Official figures show number of decisions on major applications fell by 27% in April-June quarter
The number of major residential planning applications decided fell to the lowest level in eight years in the three months to June, according to the latest official figures.
The housing ministry stats, which cover the period at the height of the spring pandemic lockdown, show that just 1,248 major residential planning applications were submitted between April and June, a drop of more than a quarter from the same period in 2019.
This represents the lowest number of major residential submissions since the summer quarter in 2012, prior to the introduction of the government’s Help to Buy scheme. Major residential planning applications are those involving 10 or more new build homes, or on sites of more than 0.5 hectare.
The decline in residential planning decisions came despite strenuous efforts by councils such as Wandsworth to move planning committees online (pictured, right) where lockdown measures made convening committees physically impossible.
In March the government rushed through rules, following request by developers and councils, allowing committees to meet and take decisions via “virtual” planning committees.
Of those submitted, 82% were granted, marginally up on the figure in the first quarter of 2020, with 88% decided within the government’s limit of 13 weeks.

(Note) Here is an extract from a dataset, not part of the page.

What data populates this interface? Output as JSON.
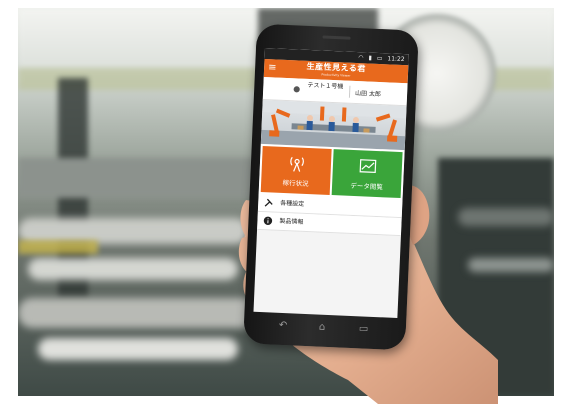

The number of residential decisions on sites of fewer than 10 homes (minor applications) also declined, by 15%. Because of the large number – 8,078 – minor residential decisions, overall the number decided fell by 16% in the quarter, compared to the same period in 2019.
The government did not say how many homes the decisions taken in the quarter amounted to, however, it said “provisional” figures showed that decisions permitting 356,300 new homes were taken in the year to June, down 11% from the 398,000 permitted in the previous year.